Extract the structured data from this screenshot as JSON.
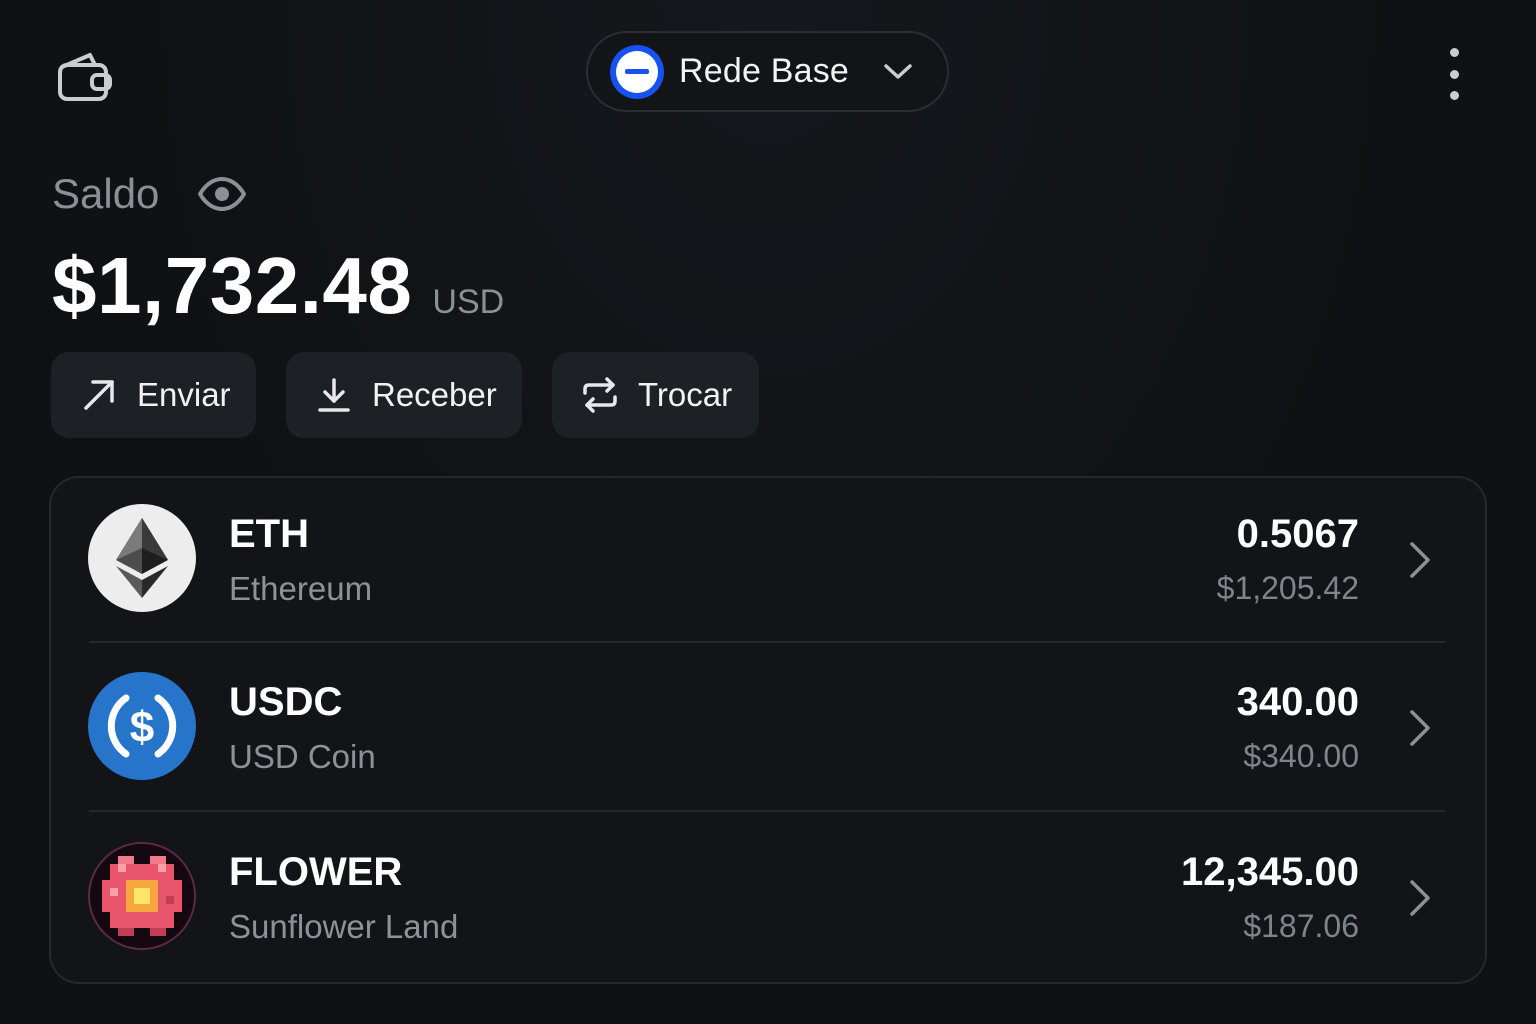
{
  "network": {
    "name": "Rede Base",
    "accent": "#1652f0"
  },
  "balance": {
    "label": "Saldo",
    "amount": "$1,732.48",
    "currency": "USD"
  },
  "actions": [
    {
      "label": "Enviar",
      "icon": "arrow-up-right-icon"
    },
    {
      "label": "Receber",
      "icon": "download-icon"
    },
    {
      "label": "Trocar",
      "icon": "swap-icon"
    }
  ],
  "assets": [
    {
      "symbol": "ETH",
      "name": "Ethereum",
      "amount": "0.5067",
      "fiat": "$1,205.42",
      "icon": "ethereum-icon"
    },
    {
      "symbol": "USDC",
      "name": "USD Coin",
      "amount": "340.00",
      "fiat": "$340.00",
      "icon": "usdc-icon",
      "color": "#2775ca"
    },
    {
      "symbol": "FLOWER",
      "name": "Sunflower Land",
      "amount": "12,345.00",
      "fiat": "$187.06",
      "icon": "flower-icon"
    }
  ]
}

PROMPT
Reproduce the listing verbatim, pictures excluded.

RESULT
Extract the structured data from this screenshot as JSON.
{
  "network": {
    "name": "Rede Base",
    "accent": "#1652f0"
  },
  "balance": {
    "label": "Saldo",
    "amount": "$1,732.48",
    "currency": "USD"
  },
  "actions": [
    {
      "label": "Enviar",
      "icon": "arrow-up-right-icon"
    },
    {
      "label": "Receber",
      "icon": "download-icon"
    },
    {
      "label": "Trocar",
      "icon": "swap-icon"
    }
  ],
  "assets": [
    {
      "symbol": "ETH",
      "name": "Ethereum",
      "amount": "0.5067",
      "fiat": "$1,205.42",
      "icon": "ethereum-icon"
    },
    {
      "symbol": "USDC",
      "name": "USD Coin",
      "amount": "340.00",
      "fiat": "$340.00",
      "icon": "usdc-icon",
      "color": "#2775ca"
    },
    {
      "symbol": "FLOWER",
      "name": "Sunflower Land",
      "amount": "12,345.00",
      "fiat": "$187.06",
      "icon": "flower-icon"
    }
  ]
}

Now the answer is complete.